Warehouse management systems are often times implemented for other reasons and other problems that need solutions such as dealing with rapid company growth, replacing obsolete technology, reconfiguring business to meet new supply chain and logistics strategies, and even regulatory changes.
Reducing costs is a driver but it's definitely not the most significant driver that lead companies to choose a new warehouse management system. Often times in fact cost savings are an unexpected side benefit to these implementations. On the downside many companies walk into these projects with unrealistic concepts of what they need to achieve and often times they provide too few resources to deal with the changeover. This can often tightly to scope creep or increased implementation costs.
That actually unfortunately makes common sense as a company that does something because they have to as opposed to a company that does something because they want to his likely making the change for some of the wrong reasons.
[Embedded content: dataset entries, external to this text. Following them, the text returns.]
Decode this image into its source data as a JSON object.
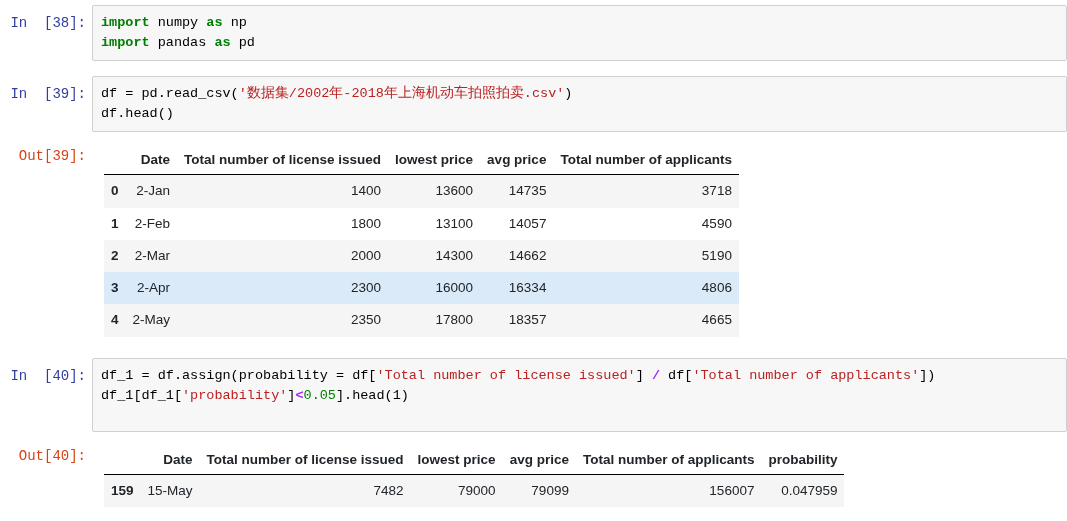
{
  "cells": [
    {
      "prompt": "In  [38]:",
      "lines": [
        [
          {
            "kind": "keyword",
            "text": "import"
          },
          {
            "kind": "plain",
            "text": " numpy "
          },
          {
            "kind": "keyword",
            "text": "as"
          },
          {
            "kind": "plain",
            "text": " np"
          }
        ],
        [
          {
            "kind": "keyword",
            "text": "import"
          },
          {
            "kind": "plain",
            "text": " pandas "
          },
          {
            "kind": "keyword",
            "text": "as"
          },
          {
            "kind": "plain",
            "text": " pd"
          }
        ]
      ]
    },
    {
      "prompt": "In  [39]:",
      "lines": [
        [
          {
            "kind": "plain",
            "text": "df = pd.read_csv("
          },
          {
            "kind": "string",
            "text": "'数据集/2002年-2018年上海机动车拍照拍卖.csv'"
          },
          {
            "kind": "plain",
            "text": ")"
          }
        ],
        [
          {
            "kind": "plain",
            "text": "df.head()"
          }
        ]
      ],
      "output": {
        "prompt": "Out[39]:",
        "columns": [
          "Date",
          "Total number of license issued",
          "lowest price",
          "avg price",
          "Total number of applicants"
        ],
        "rows": [
          {
            "index": "0",
            "cells": [
              "2-Jan",
              "1400",
              "13600",
              "14735",
              "3718"
            ],
            "selected": false
          },
          {
            "index": "1",
            "cells": [
              "2-Feb",
              "1800",
              "13100",
              "14057",
              "4590"
            ],
            "selected": false
          },
          {
            "index": "2",
            "cells": [
              "2-Mar",
              "2000",
              "14300",
              "14662",
              "5190"
            ],
            "selected": false
          },
          {
            "index": "3",
            "cells": [
              "2-Apr",
              "2300",
              "16000",
              "16334",
              "4806"
            ],
            "selected": true
          },
          {
            "index": "4",
            "cells": [
              "2-May",
              "2350",
              "17800",
              "18357",
              "4665"
            ],
            "selected": false
          }
        ]
      }
    },
    {
      "prompt": "In  [40]:",
      "lines": [
        [
          {
            "kind": "plain",
            "text": "df_1 = df.assign(probability = df["
          },
          {
            "kind": "string",
            "text": "'Total number of license issued'"
          },
          {
            "kind": "plain",
            "text": "] "
          },
          {
            "kind": "operator",
            "text": "/"
          },
          {
            "kind": "plain",
            "text": " df["
          },
          {
            "kind": "string",
            "text": "'Total number of applicants'"
          },
          {
            "kind": "plain",
            "text": "])"
          }
        ],
        [
          {
            "kind": "plain",
            "text": "df_1[df_1["
          },
          {
            "kind": "string",
            "text": "'probability'"
          },
          {
            "kind": "plain",
            "text": "]"
          },
          {
            "kind": "operator",
            "text": "<"
          },
          {
            "kind": "number",
            "text": "0.05"
          },
          {
            "kind": "plain",
            "text": "].head(1)"
          }
        ]
      ],
      "output": {
        "prompt": "Out[40]:",
        "columns": [
          "Date",
          "Total number of license issued",
          "lowest price",
          "avg price",
          "Total number of applicants",
          "probability"
        ],
        "rows": [
          {
            "index": "159",
            "cells": [
              "15-May",
              "7482",
              "79000",
              "79099",
              "156007",
              "0.047959"
            ],
            "selected": false
          }
        ]
      }
    }
  ]
}
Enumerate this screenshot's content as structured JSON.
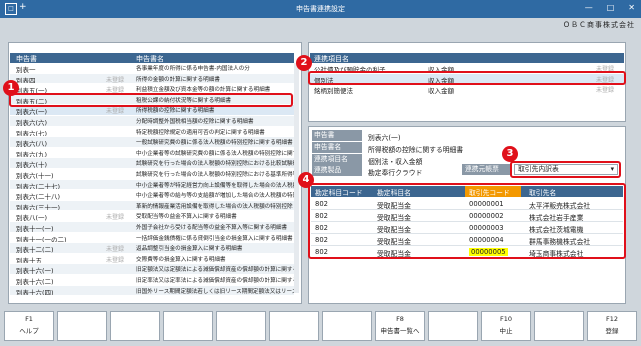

Over time they probably can work it out and benefit from the change, but embracing a project as opposed to paying lip service to it is rarely a good business strategy and hardly ever leads to the cost savings that could be achieved.
All too often these and other IT related projects are treated like red tape step children with a level of importance about a half step down from investigating medicare part d rates after retirement. A company might spend hundreds of thousands of dollars, even millions but fail to staff the project for success. This is rarely the way to invest in a new solution that will become the life blood of the company.